3) Americans do indeed study abroad, but at far lower rates than students come to the US to study. Our university system is by far the best in the world. (Although our elementary and secondary education leaves something to be desired.)

4) Every country has quota systems for immigration and more educated people have preference. As I understand it, the US has a split system with some people getting preference based on family connection, education levels, and wealth and another segment based on lottery with a certain number of spaces for immigrants from each country. There are additional exceptions for political motivation (such as refugees) as well. Our immigration system is currently badly in need of an overhaul. I'm in favor of much more open borders. (Although I am not entirely opposed to some form of screening.) Immigration is such a politically charged issue, I think the change George Will is advocating is one that is a step in the right direction (more open immigration) and one that would be much easier to implement than a major overhaul to the immigration system. I think this would be a positive change in the short-term and help acclimate people to more open immigration in the long-term.

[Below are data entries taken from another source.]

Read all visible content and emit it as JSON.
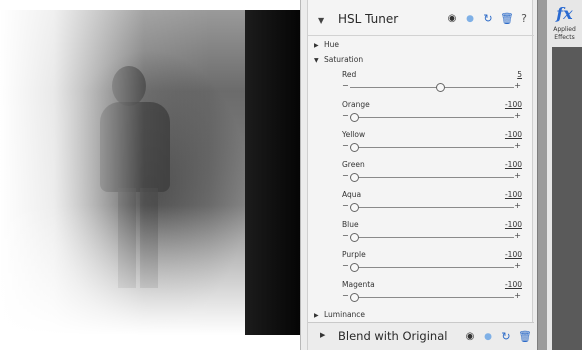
{
  "panel": {
    "title": "HSL Tuner",
    "sections": {
      "hue": "Hue",
      "saturation": "Saturation",
      "luminance": "Luminance"
    },
    "sliders": [
      {
        "label": "Red",
        "value": "5",
        "fraction": 0.55
      },
      {
        "label": "Orange",
        "value": "-100",
        "fraction": 0.0
      },
      {
        "label": "Yellow",
        "value": "-100",
        "fraction": 0.0
      },
      {
        "label": "Green",
        "value": "-100",
        "fraction": 0.0
      },
      {
        "label": "Aqua",
        "value": "-100",
        "fraction": 0.0
      },
      {
        "label": "Blue",
        "value": "-100",
        "fraction": 0.0
      },
      {
        "label": "Purple",
        "value": "-100",
        "fraction": 0.0
      },
      {
        "label": "Magenta",
        "value": "-100",
        "fraction": 0.0
      }
    ],
    "minus": "−",
    "plus": "+"
  },
  "footer": {
    "title": "Blend with Original"
  },
  "rail": {
    "fx": "fx",
    "label_line1": "Applied",
    "label_line2": "Effects"
  },
  "icons": [
    "eye-icon",
    "droplet-icon",
    "reset-icon",
    "trash-icon",
    "help-icon",
    "triangle-icon"
  ],
  "colors": {
    "accent": "#2b6ac8",
    "panel_bg": "#f4f4f4"
  }
}
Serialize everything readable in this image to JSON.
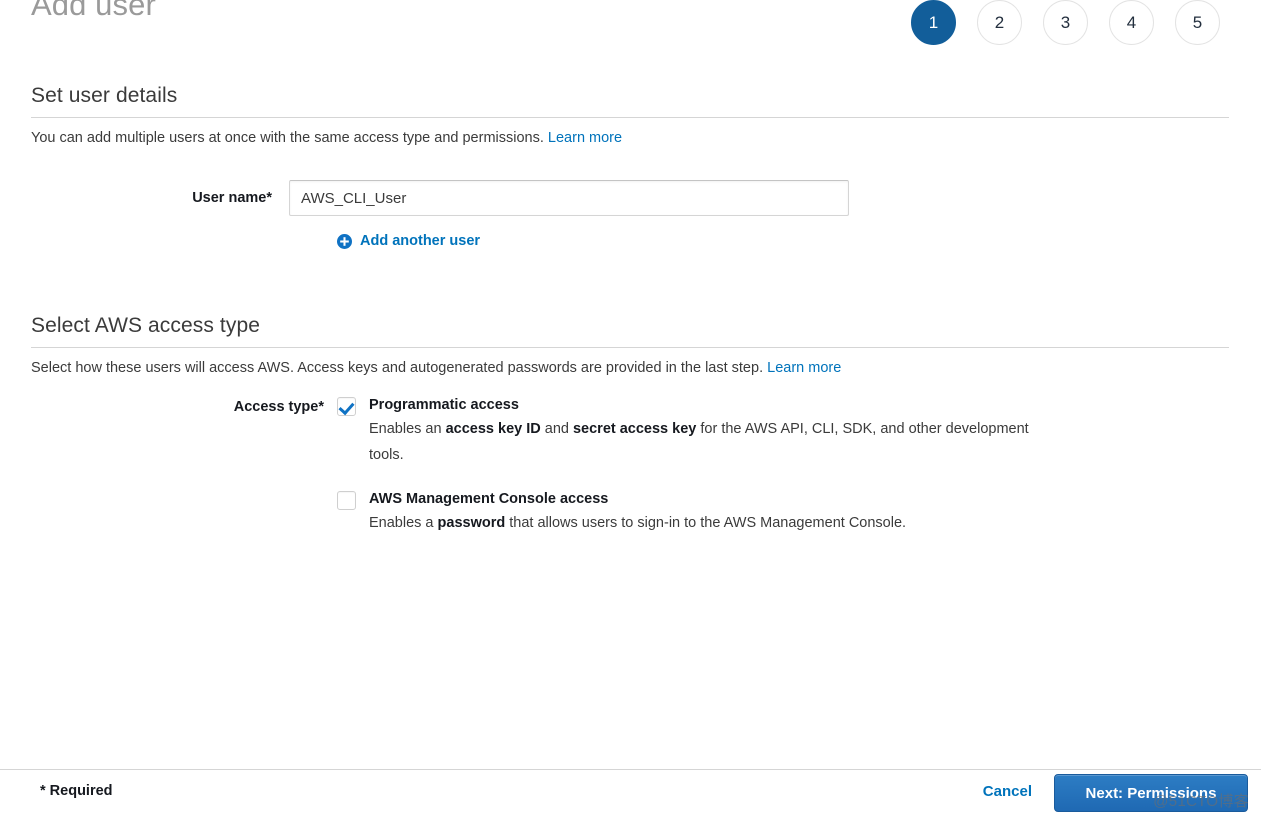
{
  "header": {
    "title": "Add user",
    "steps": [
      {
        "label": "1",
        "active": true
      },
      {
        "label": "2",
        "active": false
      },
      {
        "label": "3",
        "active": false
      },
      {
        "label": "4",
        "active": false
      },
      {
        "label": "5",
        "active": false
      }
    ]
  },
  "user_details": {
    "section_title": "Set user details",
    "description": "You can add multiple users at once with the same access type and permissions.",
    "learn_more": "Learn more",
    "user_name_label": "User name*",
    "user_name_value": "AWS_CLI_User",
    "user_name_placeholder": "",
    "add_another_label": "Add another user",
    "add_another_icon": "plus-circle-icon"
  },
  "access_type": {
    "section_title": "Select AWS access type",
    "description": "Select how these users will access AWS. Access keys and autogenerated passwords are provided in the last step.",
    "learn_more": "Learn more",
    "access_type_label": "Access type*",
    "options": [
      {
        "title": "Programmatic access",
        "checked": true,
        "desc_part1": "Enables an ",
        "desc_bold1": "access key ID",
        "desc_part2": " and ",
        "desc_bold2": "secret access key",
        "desc_part3": " for the AWS API, CLI, SDK, and other development tools."
      },
      {
        "title": "AWS Management Console access",
        "checked": false,
        "desc_part1": "Enables a ",
        "desc_bold1": "password",
        "desc_part2": " that allows users to sign-in to the AWS Management Console.",
        "desc_bold2": "",
        "desc_part3": ""
      }
    ]
  },
  "footer": {
    "required_label": "* Required",
    "cancel_label": "Cancel",
    "next_label": "Next: Permissions"
  },
  "watermark": {
    "text": "@51CTO博客"
  },
  "colors": {
    "accent_blue": "#0073bb",
    "step_active": "#125e9a",
    "button_blue": "#2d7dc4",
    "text_dark": "#16191f",
    "text_body": "#3b3b3b",
    "title_gray": "#9a9a9a",
    "rule_gray": "#d5d5d5"
  }
}
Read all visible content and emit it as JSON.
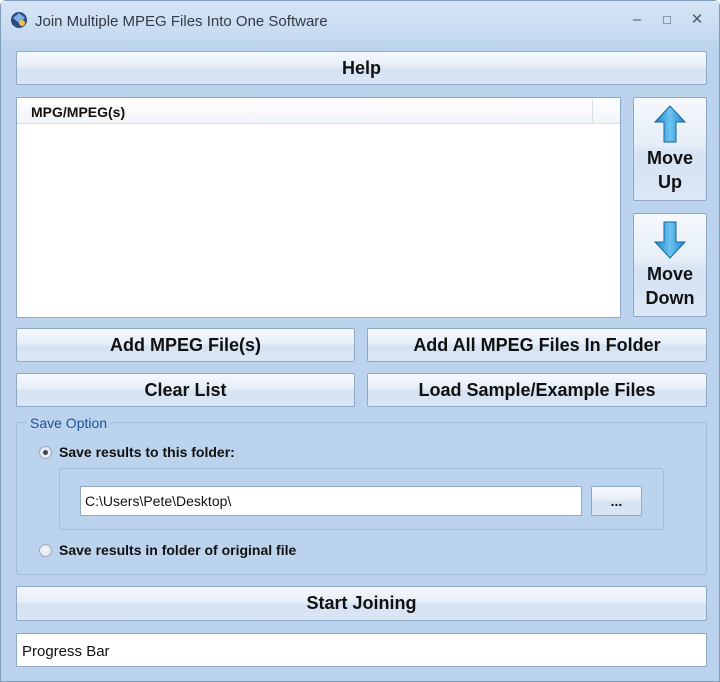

5) You bring up an important point about "brain-drain". This occurs when highly educated people leave their home countries for better opportunity elsewhere. African nations in particular really struggle with this, which affects their economic growth. On the other hand, it hardly seems fair to force people to stay in places where they have less opportunity. I'd be in favor of the US increasing the quota for technical degrees (and all other countries) for a whole host of reasons. There is no question it would make the US better off and might act as an incentive for other countries to improve the opportunities in their countries to try to attract people back. Immigrants also tend to send a lot of money to their families back home, making it arguably the best foreign-aid program possible. For a long time, the US has had the unique ability to attract the best and the brightest from around the world to live and work here. (Starting particularly after Hitler took power in Germany in the 1930s.) I don't think it's a good policy position to artificially restrict this. Other countries could try to mitigate this by forming contracts and/or paying for schooling for people they send here.

See my other posts on immigration here.